Selection criteria: a functional and correct conformation
This week’s subject: A functional and correct conformation
At the first-round viewing, prior to the free-movement/ free-jumping evaluation. Functional and correct conformation plays a co-determining role at every point in the selection process.
A good constitution, that is, a healthy physical state, is very important for a sport horse. For the same reason, we also strive to the greatest extent possible to match a horse’s conformation (in other words, the way it is built with the purpose for which the stallion is bred. The better the body is aligned with the purpose, the easier a stallion can perform the work that will be asked of him. And equally important, he can perform with less risk of injury and more enjoyment in his work. For these reasons, the committees will closely look for abnormal leg conformation and hoof shape, as these faults may have an negative effect on the horse’s resilience and durability. Although a stallion may be very interesting for breeding, he will be dismissed in the first-round viewing if his conformation is deemed undesirable.
After all, conformation does not change, so a stallion with undesirable conformation will not be licensed. However, a stallion may be approved with a remark about his movement, for which the criteria are in principle the same as in the mare selection. In exceptional cases, a stallion may be approved, despite remarks, if he is very interesting for breeding or possesses remarkable natural talent for dressage or show jumping. Approving such a stallion has its risks, so the stallion selection committee only takes such action if they believe that the stallion can help advance breeding.
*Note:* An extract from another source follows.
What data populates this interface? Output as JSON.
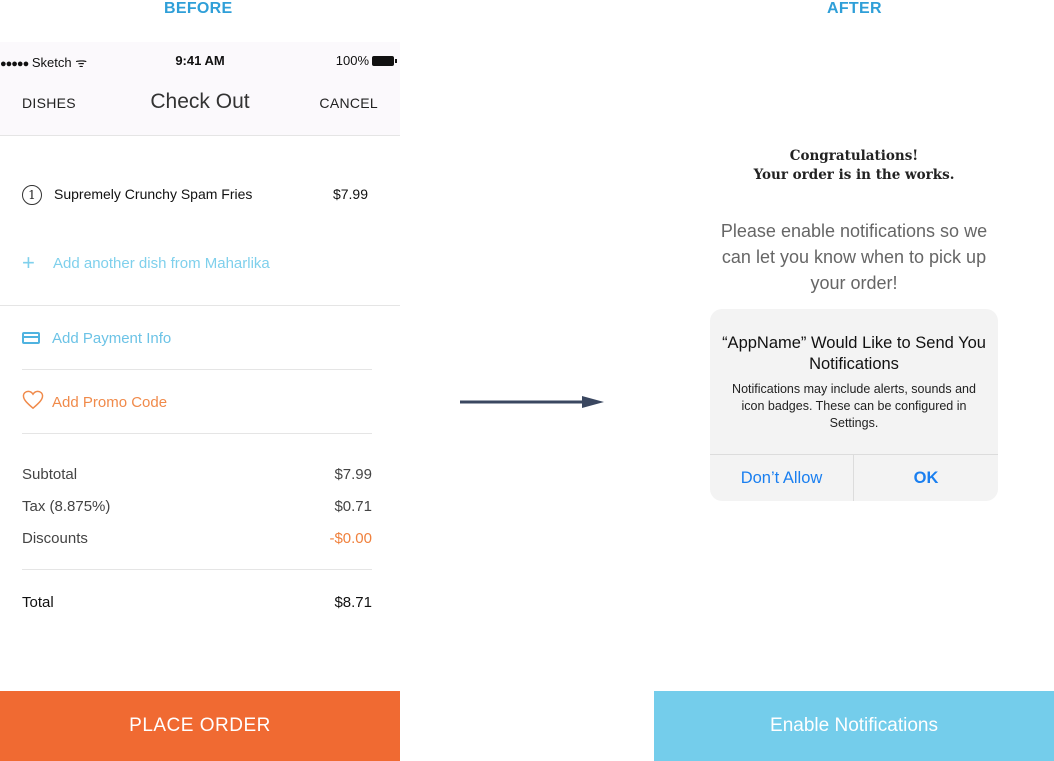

Their remarks are published upon approving such a stallion. He may be an option for breeders with a correct mare who want to try the stallion to find out if he passes on his good traits. If, at the offspring inspection, it is deemed that the stallion passes on his incorrect traits in the extreme, which obviously can have consequences, he may lose his breeding license.
Next week, this article will be continued. We will take a closer look into free-movement and free-jumping